◆ Aim of the exercise
Exactly as written, print every line of the listing below and omit its pictures.
--- --- ---
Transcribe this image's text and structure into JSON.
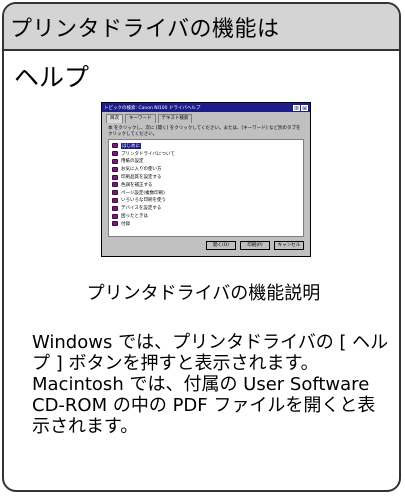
{
  "header": {
    "title": "プリンタドライバの機能は"
  },
  "subtitle": "ヘルプ",
  "dialog": {
    "title": "トピックの検索: Canon NI100 ドライバヘルプ",
    "title_buttons": [
      "?",
      "×"
    ],
    "tabs": [
      "目次",
      "キーワード",
      "テキスト検索"
    ],
    "instruction": "本 をクリックし、次に [開く] をクリックしてください。または、[キーワード] など別のタブをクリックしてください。",
    "items": [
      "はじめに",
      "プリンタドライバについて",
      "用紙の設定",
      "お気に入りの使い方",
      "印刷品質を設定する",
      "色調を補正する",
      "ページ設定(複数印刷)",
      "いろいろな印刷を使う",
      "デバイスを設定する",
      "困ったときは",
      "付録"
    ],
    "selected_index": 0,
    "buttons": [
      "開く(O)",
      "印刷(P)",
      "キャンセル"
    ]
  },
  "caption": "プリンタドライバの機能説明",
  "body": {
    "p1": "Windows では、プリンタドライバの [ ヘルプ ] ボタンを押すと表示されます。",
    "p2": "Macintosh では、付属の User Software CD-ROM の中の PDF ファイルを開くと表示されます。"
  }
}
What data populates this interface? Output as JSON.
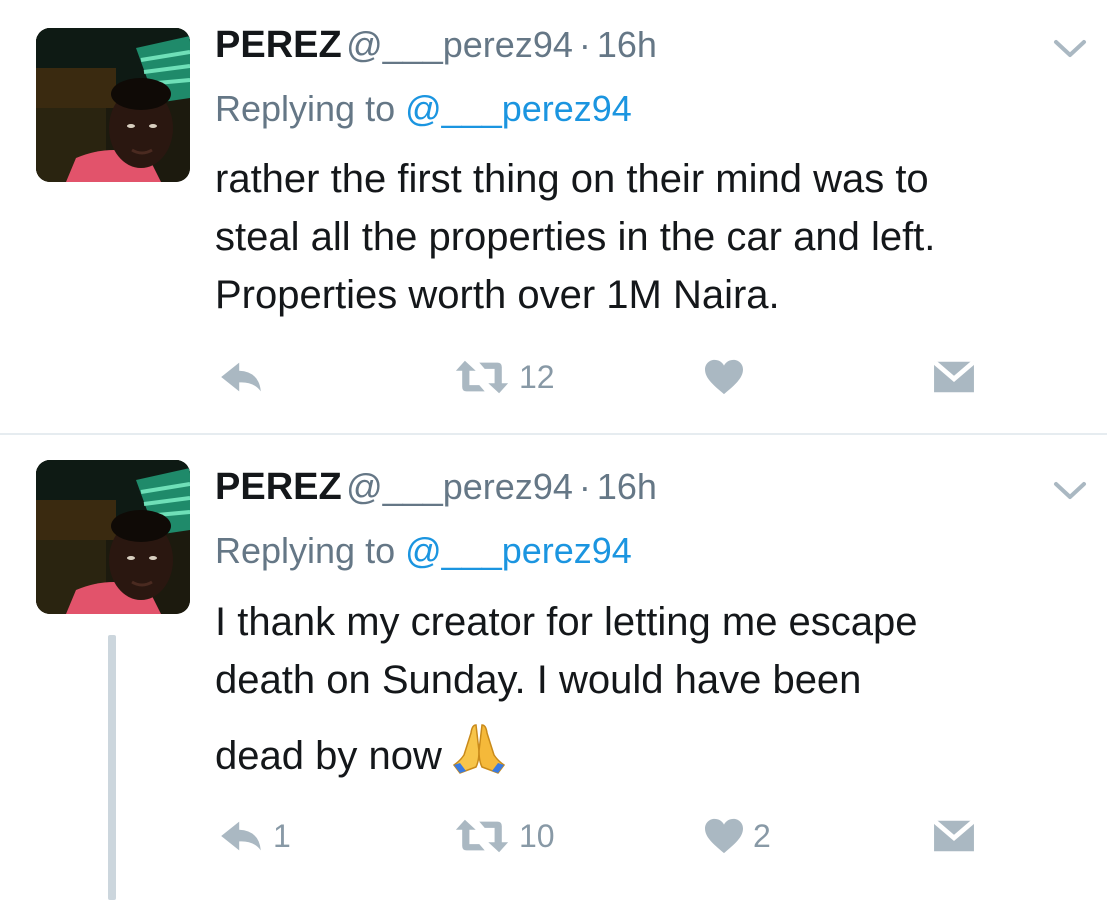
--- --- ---
◆ Solution below
Transcribe this image's text and structure into JSON.
{
  "header": {
    "title": "プリンタドライバの機能は"
  },
  "subtitle": "ヘルプ",
  "dialog": {
    "title": "トピックの検索: Canon NI100 ドライバヘルプ",
    "title_buttons": [
      "?",
      "×"
    ],
    "tabs": [
      "目次",
      "キーワード",
      "テキスト検索"
    ],
    "instruction": "本 をクリックし、次に [開く] をクリックしてください。または、[キーワード] など別のタブをクリックしてください。",
    "items": [
      "はじめに",
      "プリンタドライバについて",
      "用紙の設定",
      "お気に入りの使い方",
      "印刷品質を設定する",
      "色調を補正する",
      "ページ設定(複数印刷)",
      "いろいろな印刷を使う",
      "デバイスを設定する",
      "困ったときは",
      "付録"
    ],
    "selected_index": 0,
    "buttons": [
      "開く(O)",
      "印刷(P)",
      "キャンセル"
    ]
  },
  "caption": "プリンタドライバの機能説明",
  "body": {
    "p1": "Windows では、プリンタドライバの [ ヘルプ ] ボタンを押すと表示されます。",
    "p2": "Macintosh では、付属の User Software CD-ROM の中の PDF ファイルを開くと表示されます。"
  }
}
What data populates this interface? Output as JSON.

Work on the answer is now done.